First impressions are often flawed by preconceived, erroneous notions, and my initial look inside Wagner’s had taken me by surprise. The establishment that so many people talked about and patronized, backsiders and the wealthy alike, was a dump. But it had an irresistible charm, mainly because it could not have existed anywhere else in the world. Everywhere you looked, on every square inch of wall space, hung period photographs of horses and jockeys and the men and women who owned and trained them. Directly across from where I sat hung an eight-by-ten glossy of Secretariat after he won the Kentucky Derby in unbelievable fashion on May 5th, 1973, and I had no doubt it was an original that had been carried across the street and had decorated that space for thirty years.
Pure and simple, Wagner’s was a walk backward through time. And the food was damn good, too.
I ordered bacon and eggs and biscuits and gravy and was halfway through my meal when my cell rang. I wiped my fingers on a napkin and flipped the phone open. “Cline.”
“Coast is clear.”
I smiled. “Who’d they talk to?”
“Mr. K,” Jay said, referring to Kessler. “Bill Gannon and his employees, couple Hispanic stable hands, me, the guy Kessler was talking to.”
“Know who he is?”
“From what I heard, guy’s an owner. Maybe a potential client.”
“Did the cops interview with the press around?”
“Used an office.
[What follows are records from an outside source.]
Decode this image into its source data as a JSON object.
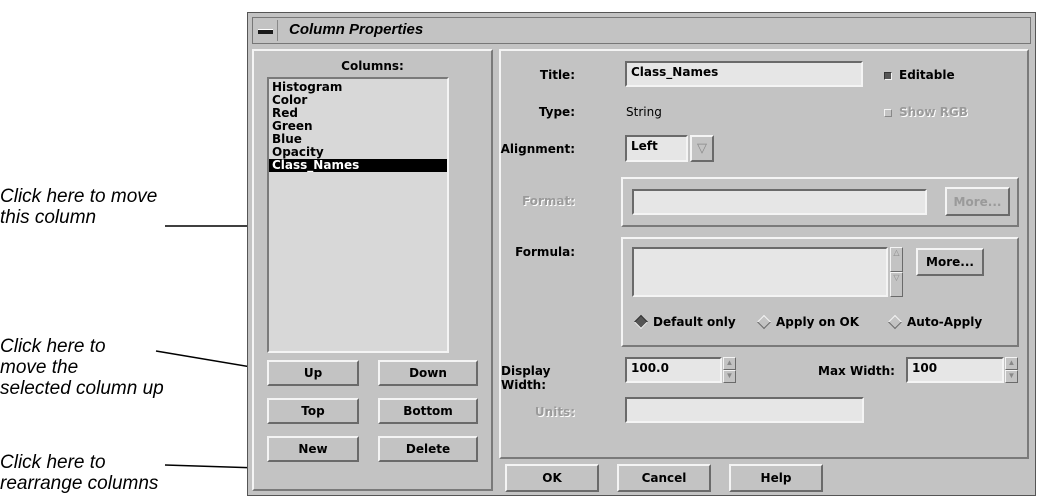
{
  "annotations": {
    "move_column": "Click here to move\nthis column",
    "move_up": "Click here to\nmove the\nselected column up",
    "rearrange": "Click here to\nrearrange columns"
  },
  "window": {
    "title": "Column Properties"
  },
  "columns_panel": {
    "heading": "Columns:",
    "items": [
      {
        "label": "Histogram",
        "selected": false
      },
      {
        "label": "Color",
        "selected": false
      },
      {
        "label": "Red",
        "selected": false
      },
      {
        "label": "Green",
        "selected": false
      },
      {
        "label": "Blue",
        "selected": false
      },
      {
        "label": "Opacity",
        "selected": false
      },
      {
        "label": "Class_Names",
        "selected": true
      }
    ],
    "buttons": {
      "up": "Up",
      "down": "Down",
      "top": "Top",
      "bottom": "Bottom",
      "new": "New",
      "delete": "Delete"
    }
  },
  "properties": {
    "title_label": "Title:",
    "title_value": "Class_Names",
    "editable_label": "Editable",
    "editable_checked": true,
    "type_label": "Type:",
    "type_value": "String",
    "show_rgb_label": "Show RGB",
    "alignment_label": "Alignment:",
    "alignment_value": "Left",
    "format_label": "Format:",
    "format_value": "",
    "format_more": "More...",
    "formula_label": "Formula:",
    "formula_value": "",
    "formula_more": "More...",
    "apply_options": [
      {
        "label": "Default only",
        "selected": true
      },
      {
        "label": "Apply on OK",
        "selected": false
      },
      {
        "label": "Auto-Apply",
        "selected": false
      }
    ],
    "display_width_label": "Display Width:",
    "display_width_value": "100.0",
    "max_width_label": "Max Width:",
    "max_width_value": "100",
    "units_label": "Units:",
    "units_value": ""
  },
  "footer": {
    "ok": "OK",
    "cancel": "Cancel",
    "help": "Help"
  },
  "colors": {
    "window_bg": "#c3c3c3",
    "selection_bg": "#000000"
  }
}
Even so, the reporters were buzzin’ round like flies on shit.”
“Apt description, there, Jay.”
He grunted. “Get your ass back here, and bring me something to eat.”
I closed my phone and was scraping the last bit of egg and biscuits and gravy into the center of my plate when someone stepped alongside my shoulder and placed a hand on the countertop. A small, feminine hand. I turned my head.
Detective Bonikowski stood at my side in her fashionable suit--this morning’s choice, a charcoal gray herringbone--paired with a pink silk blouse with the buttons left undone at her throat.
“Mr. Cline.” She swept the room with a practiced glance before her gaze returned to my face. “What are you doing here?”
“Taking a break.” I gestured toward my plate. “Eating.”
“You take breaks in the middle of walking a horse?”
I smiled. “Not usually.”
“Did you think we were coming to hook you up?”
“It crossed my mind.”
I glanced at her and sighed. “No. Your shoulders are relaxed. Your hands are nowhere near your weapon or cuffs, you’re unbalanced with most of your weight on your left foot . . . and you’re alone.”
Her mouth twitched. “I wouldn’t need backup to handle you.”
I swiveled around on my stool and squinted at her, wondering if the implied meaning was simply a case of wishful thinking on my part. “How’d you find me?”
“Driving past. Looked in the window . . . you know? Advanced police work.”